Cultures & immigration beat: A glimpse of the new 'Old World'
- Article by: Allie Shah
- Star Tribune
- September 11, 2012 - 11:23 PM
A revelatory moment from last week's supersized naturalization ceremony in Minneapolis came when the judge read off the names of the countries of origin represented in the room and asked people to stand when they heard their native country called.
In all, 1,509 people from 100 countries were sworn in -- the largest single-day ceremony in Minnesota history.
U.S. Bankruptcy Judge Robert J. Kressel started with the countries with the smallest numbers.
"Algeria," he announced, scanning the Convention Center floor for the lone person.
Other countries with fewer than a handful of people in the audience included France, Germany, Ireland, Mongolia, the Netherlands, Sweden and Uganda.
As Kressel continued down the list, the groups standing got larger, and the collective "oohs" grew louder.

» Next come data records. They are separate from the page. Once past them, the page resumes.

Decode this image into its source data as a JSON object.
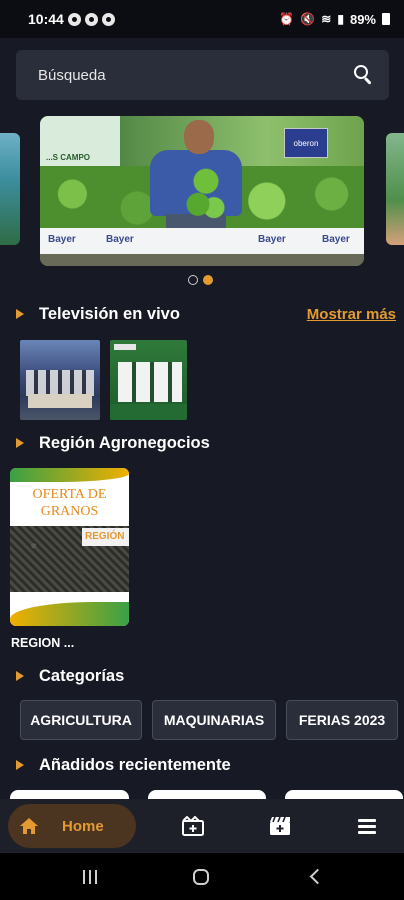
{
  "status_bar": {
    "time": "10:44",
    "battery": "89%"
  },
  "search": {
    "placeholder": "Búsqueda",
    "icon": "search-icon"
  },
  "carousel": {
    "slide_count": 2,
    "active_index": 1,
    "banner_text": "...S CAMPO",
    "sign_text": "oberon",
    "fence_brand": "Bayer"
  },
  "sections": {
    "live_tv": {
      "title": "Televisión en vivo",
      "more_label": "Mostrar más"
    },
    "region": {
      "title": "Región Agronegocios",
      "card_title_line1": "OFERTA DE",
      "card_title_line2": "GRANOS",
      "card_tag": "REGIÓN",
      "card_caption": "REGION ..."
    },
    "categories": {
      "title": "Categorías",
      "items": [
        "AGRICULTURA",
        "MAQUINARIAS",
        "FERIAS 2023"
      ]
    },
    "recent": {
      "title": "Añadidos recientemente"
    }
  },
  "bottom_nav": {
    "home_label": "Home",
    "accent_color": "#e39a33"
  }
}
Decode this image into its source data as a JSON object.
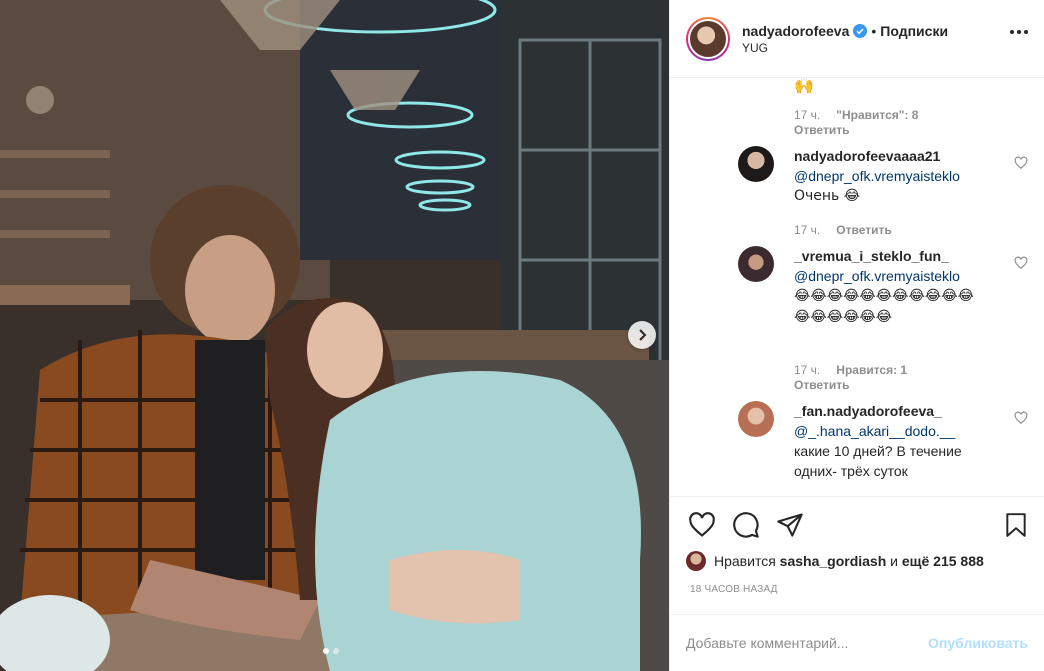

Anticipation was building as the audience waited to learn which nation produced the most new U.S. citizens in Minnesota that day.
When at last the judge called out "Somalia," 344 people rose from their seats, cheering and waving tiny American flags.
The East African country has been near the top of the list for the past several years, according to the U.S. Citizenship and Immigration Services. In fiscal year 2011, 2,800 of the 11,044 new U.S. citizens sworn in locally were from Somalia. Laos was No. 2 with 955.
Those positions were the opposite of fiscal year 2003, when Laos had 1,172 and Somalia had 804 people sworn in.
That the largest number of new citizens come from Africa and Asia these days and not from Europe, as in the past, reflects modern immigration patterns in Minnesota that have welcomed waves of refugees from Laos and East Africa.
For the record, here are the remaining countries that topped the list at last week's swearing-in ceremony: Ethiopia, 141; Laos, 101; Liberia, 95; Mexico, 84; Thailand, 66; Vietnam, 65; Kenya, 48; India, 46, China and the Philippines tied at 34 each.
Allie Shah • 612-673-4488
© 2015 Star Tribune